**Task prompt**
Starting with the first line, output the data exactly, through to the last line.

**Data for the task**

________________________________________

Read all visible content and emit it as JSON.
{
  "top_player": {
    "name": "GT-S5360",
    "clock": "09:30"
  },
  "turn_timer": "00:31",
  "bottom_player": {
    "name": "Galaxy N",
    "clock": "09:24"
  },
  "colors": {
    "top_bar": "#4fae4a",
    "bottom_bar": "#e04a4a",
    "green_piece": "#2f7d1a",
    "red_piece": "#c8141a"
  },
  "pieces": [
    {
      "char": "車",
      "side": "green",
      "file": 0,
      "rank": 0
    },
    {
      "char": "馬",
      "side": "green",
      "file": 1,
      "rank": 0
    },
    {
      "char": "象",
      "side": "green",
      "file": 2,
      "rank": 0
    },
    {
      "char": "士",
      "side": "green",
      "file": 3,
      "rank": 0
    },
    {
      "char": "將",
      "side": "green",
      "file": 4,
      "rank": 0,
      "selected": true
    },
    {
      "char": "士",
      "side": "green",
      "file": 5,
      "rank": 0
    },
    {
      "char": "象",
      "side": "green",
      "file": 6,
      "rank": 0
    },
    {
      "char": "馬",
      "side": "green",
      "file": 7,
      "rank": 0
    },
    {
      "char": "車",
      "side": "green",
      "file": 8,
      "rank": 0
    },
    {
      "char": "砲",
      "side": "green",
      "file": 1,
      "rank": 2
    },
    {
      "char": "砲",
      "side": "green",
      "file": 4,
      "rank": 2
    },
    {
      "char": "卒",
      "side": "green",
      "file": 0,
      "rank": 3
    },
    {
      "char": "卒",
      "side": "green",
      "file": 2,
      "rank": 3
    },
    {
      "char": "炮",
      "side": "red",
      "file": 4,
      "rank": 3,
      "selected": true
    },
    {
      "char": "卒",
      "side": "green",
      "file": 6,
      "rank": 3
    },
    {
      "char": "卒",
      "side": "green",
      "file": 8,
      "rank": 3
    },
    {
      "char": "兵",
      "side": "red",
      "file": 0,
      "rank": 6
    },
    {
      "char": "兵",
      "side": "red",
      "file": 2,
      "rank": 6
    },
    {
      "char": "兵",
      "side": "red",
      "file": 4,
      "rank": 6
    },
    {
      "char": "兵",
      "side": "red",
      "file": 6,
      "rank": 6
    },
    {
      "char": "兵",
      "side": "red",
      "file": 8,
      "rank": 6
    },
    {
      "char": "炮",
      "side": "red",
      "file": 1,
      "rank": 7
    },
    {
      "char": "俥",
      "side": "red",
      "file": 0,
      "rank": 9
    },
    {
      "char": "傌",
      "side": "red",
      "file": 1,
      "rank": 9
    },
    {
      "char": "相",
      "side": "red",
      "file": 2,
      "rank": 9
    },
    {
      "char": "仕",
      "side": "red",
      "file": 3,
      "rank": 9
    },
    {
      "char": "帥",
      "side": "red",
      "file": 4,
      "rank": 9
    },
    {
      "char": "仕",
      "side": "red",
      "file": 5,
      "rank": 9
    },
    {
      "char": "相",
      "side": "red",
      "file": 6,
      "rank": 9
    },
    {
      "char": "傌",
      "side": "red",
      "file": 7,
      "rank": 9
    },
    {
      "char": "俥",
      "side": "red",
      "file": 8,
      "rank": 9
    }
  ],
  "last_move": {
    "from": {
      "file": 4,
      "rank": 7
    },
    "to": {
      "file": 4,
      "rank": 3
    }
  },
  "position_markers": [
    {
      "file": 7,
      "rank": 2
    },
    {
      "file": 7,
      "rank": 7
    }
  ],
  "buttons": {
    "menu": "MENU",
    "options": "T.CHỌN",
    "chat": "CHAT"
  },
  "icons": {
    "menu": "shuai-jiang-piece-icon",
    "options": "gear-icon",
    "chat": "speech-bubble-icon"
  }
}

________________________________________

**Exercise output**
Read all visible content and emit it as JSON.
{
  "top_player": {
    "name": "GT-S5360",
    "clock": "09:30"
  },
  "turn_timer": "00:31",
  "bottom_player": {
    "name": "Galaxy N",
    "clock": "09:24"
  },
  "colors": {
    "top_bar": "#4fae4a",
    "bottom_bar": "#e04a4a",
    "green_piece": "#2f7d1a",
    "red_piece": "#c8141a"
  },
  "pieces": [
    {
      "char": "車",
      "side": "green",
      "file": 0,
      "rank": 0
    },
    {
      "char": "馬",
      "side": "green",
      "file": 1,
      "rank": 0
    },
    {
      "char": "象",
      "side": "green",
      "file": 2,
      "rank": 0
    },
    {
      "char": "士",
      "side": "green",
      "file": 3,
      "rank": 0
    },
    {
      "char": "將",
      "side": "green",
      "file": 4,
      "rank": 0,
      "selected": true
    },
    {
      "char": "士",
      "side": "green",
      "file": 5,
      "rank": 0
    },
    {
      "char": "象",
      "side": "green",
      "file": 6,
      "rank": 0
    },
    {
      "char": "馬",
      "side": "green",
      "file": 7,
      "rank": 0
    },
    {
      "char": "車",
      "side": "green",
      "file": 8,
      "rank": 0
    },
    {
      "char": "砲",
      "side": "green",
      "file": 1,
      "rank": 2
    },
    {
      "char": "砲",
      "side": "green",
      "file": 4,
      "rank": 2
    },
    {
      "char": "卒",
      "side": "green",
      "file": 0,
      "rank": 3
    },
    {
      "char": "卒",
      "side": "green",
      "file": 2,
      "rank": 3
    },
    {
      "char": "炮",
      "side": "red",
      "file": 4,
      "rank": 3,
      "selected": true
    },
    {
      "char": "卒",
      "side": "green",
      "file": 6,
      "rank": 3
    },
    {
      "char": "卒",
      "side": "green",
      "file": 8,
      "rank": 3
    },
    {
      "char": "兵",
      "side": "red",
      "file": 0,
      "rank": 6
    },
    {
      "char": "兵",
      "side": "red",
      "file": 2,
      "rank": 6
    },
    {
      "char": "兵",
      "side": "red",
      "file": 4,
      "rank": 6
    },
    {
      "char": "兵",
      "side": "red",
      "file": 6,
      "rank": 6
    },
    {
      "char": "兵",
      "side": "red",
      "file": 8,
      "rank": 6
    },
    {
      "char": "炮",
      "side": "red",
      "file": 1,
      "rank": 7
    },
    {
      "char": "俥",
      "side": "red",
      "file": 0,
      "rank": 9
    },
    {
      "char": "傌",
      "side": "red",
      "file": 1,
      "rank": 9
    },
    {
      "char": "相",
      "side": "red",
      "file": 2,
      "rank": 9
    },
    {
      "char": "仕",
      "side": "red",
      "file": 3,
      "rank": 9
    },
    {
      "char": "帥",
      "side": "red",
      "file": 4,
      "rank": 9
    },
    {
      "char": "仕",
      "side": "red",
      "file": 5,
      "rank": 9
    },
    {
      "char": "相",
      "side": "red",
      "file": 6,
      "rank": 9
    },
    {
      "char": "傌",
      "side": "red",
      "file": 7,
      "rank": 9
    },
    {
      "char": "俥",
      "side": "red",
      "file": 8,
      "rank": 9
    }
  ],
  "last_move": {
    "from": {
      "file": 4,
      "rank": 7
    },
    "to": {
      "file": 4,
      "rank": 3
    }
  },
  "position_markers": [
    {
      "file": 7,
      "rank": 2
    },
    {
      "file": 7,
      "rank": 7
    }
  ],
  "buttons": {
    "menu": "MENU",
    "options": "T.CHỌN",
    "chat": "CHAT"
  },
  "icons": {
    "menu": "shuai-jiang-piece-icon",
    "options": "gear-icon",
    "chat": "speech-bubble-icon"
  }
}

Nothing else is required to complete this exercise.